Can something as inanimate as food interfere with such natural instincts as intuition? Looking back, I think it can. I think of logic and intuition as that little voice inside of me that says, “Gerri, this isn’t a good idea.” It isn’t a loud voice in the first place, but when I disregard it, time and time again, to eat beyond a healthy limit, it gradually becomes overtaken by the louder voice, the one that tells me food will make me feel better. That voice, the one that starts with ‘one bite won’t hurt’ and ends with ‘how could I eat that whole bag again’, becomes the predominate internal sound. It blanks out the voice of logic and intuition.
There is nothing worse than a screaming refrigerator. Only those afflicted with a distorted relationship with food can really relate to that. When that soul-ache starts, it needs to be sated. Probably earlier in life, I could turn to God, in prayer, for comfort, but somewhere along the line, my allegiances changed. Perhaps in one moment of emotional discomfort, I ate something that made me feel ‘ah’, and I chased that feeling for the next forty nears, never reproducing it but always trying.
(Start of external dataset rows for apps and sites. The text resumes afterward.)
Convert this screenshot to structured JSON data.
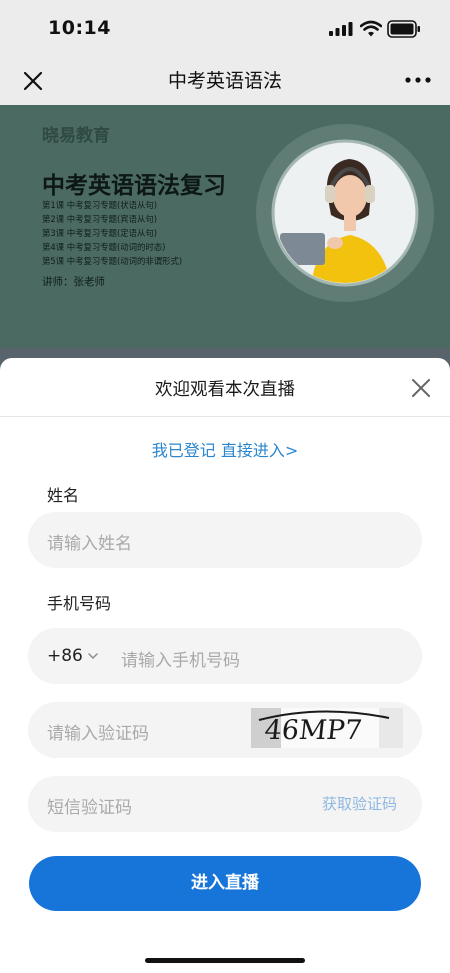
{
  "status_bar": {
    "time": "10:14"
  },
  "nav": {
    "title": "中考英语语法",
    "close_icon": "close-icon",
    "more_icon": "more-icon"
  },
  "banner": {
    "brand": "晓易教育",
    "title": "中考英语语法复习",
    "lessons": [
      "第1课 中考复习专题(状语从句)",
      "第2课 中考复习专题(宾语从句)",
      "第3课 中考复习专题(定语从句)",
      "第4课 中考复习专题(动词的时态)",
      "第5课 中考复习专题(动词的非谓形式)"
    ],
    "teacher": "讲师：张老师"
  },
  "sheet": {
    "title": "欢迎观看本次直播",
    "registered_link": "我已登记 直接进入>",
    "name_label": "姓名",
    "name_placeholder": "请输入姓名",
    "phone_label": "手机号码",
    "country_code": "+86",
    "phone_placeholder": "请输入手机号码",
    "captcha_placeholder": "请输入验证码",
    "captcha_text": "46MP7",
    "sms_placeholder": "短信验证码",
    "get_code": "获取验证码",
    "submit": "进入直播"
  },
  "colors": {
    "accent": "#1775d9",
    "link": "#2a86cf",
    "banner_bg": "#4b6a62"
  }
}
Diets didn’t help. I still thought about food nearly all the time, albeit diet food. And the day would inevitably come when the illogic of ‘one bite won’t hurt’ seemed reasonable and I once again dove face first into a pizza. Then another and another.
My truth is that one bite DOES HURT. It is not important for anyone else to understand that. I have stopped trying to explain it to the people in my life with whom one bite doesn’t hurt.
Take my husband for example. Our first Halloween together, he bought a huge bag of tootsie roll for the trick-or-treaters. (I fondly refer to them as the ‘why bother’ size) I was so proud of myself, grabbing handfuls out of a big bowl and dropping them into the bags of excited children.
After they all left, Dave unwrapped one, bit it in half and wrapped the other half up.
I couldn’t believe it. Those candies were so small in the first place, why wouldn’t you eat at least the whole thing! Now, if I ate one, there’d be none left for the kids, because it would have set up that need for more, more, more and it would have been harder than hell to stop. I asked Dave why he did that and he said he just wanted the taste, and would save the rest for later.
Do you know, for at least the next month, I watched and waited for him to eat that stupid, half-wrapped tootsie-roll. I dusted around it, looked at it every time I came into the kitchen and finally threw it away. Probably closer to Thanksgiving. Dave never gave it a second thought.
That is the difference between him and me. I cannot eat one bite of that stuff without kicking in a craving that can never be sated. I cannot expect him, or anyone else, to understand that about me. I just honor that truth about myself today and just say, “no, thank you” when presented with the logic of ‘one bite won’t hurt.’ My truth may not be the same as someone else’s and I don’t have to make excuses, explain or anything else. I just must honor the fact that for me, one bite could be the lethal return to morbid obesity.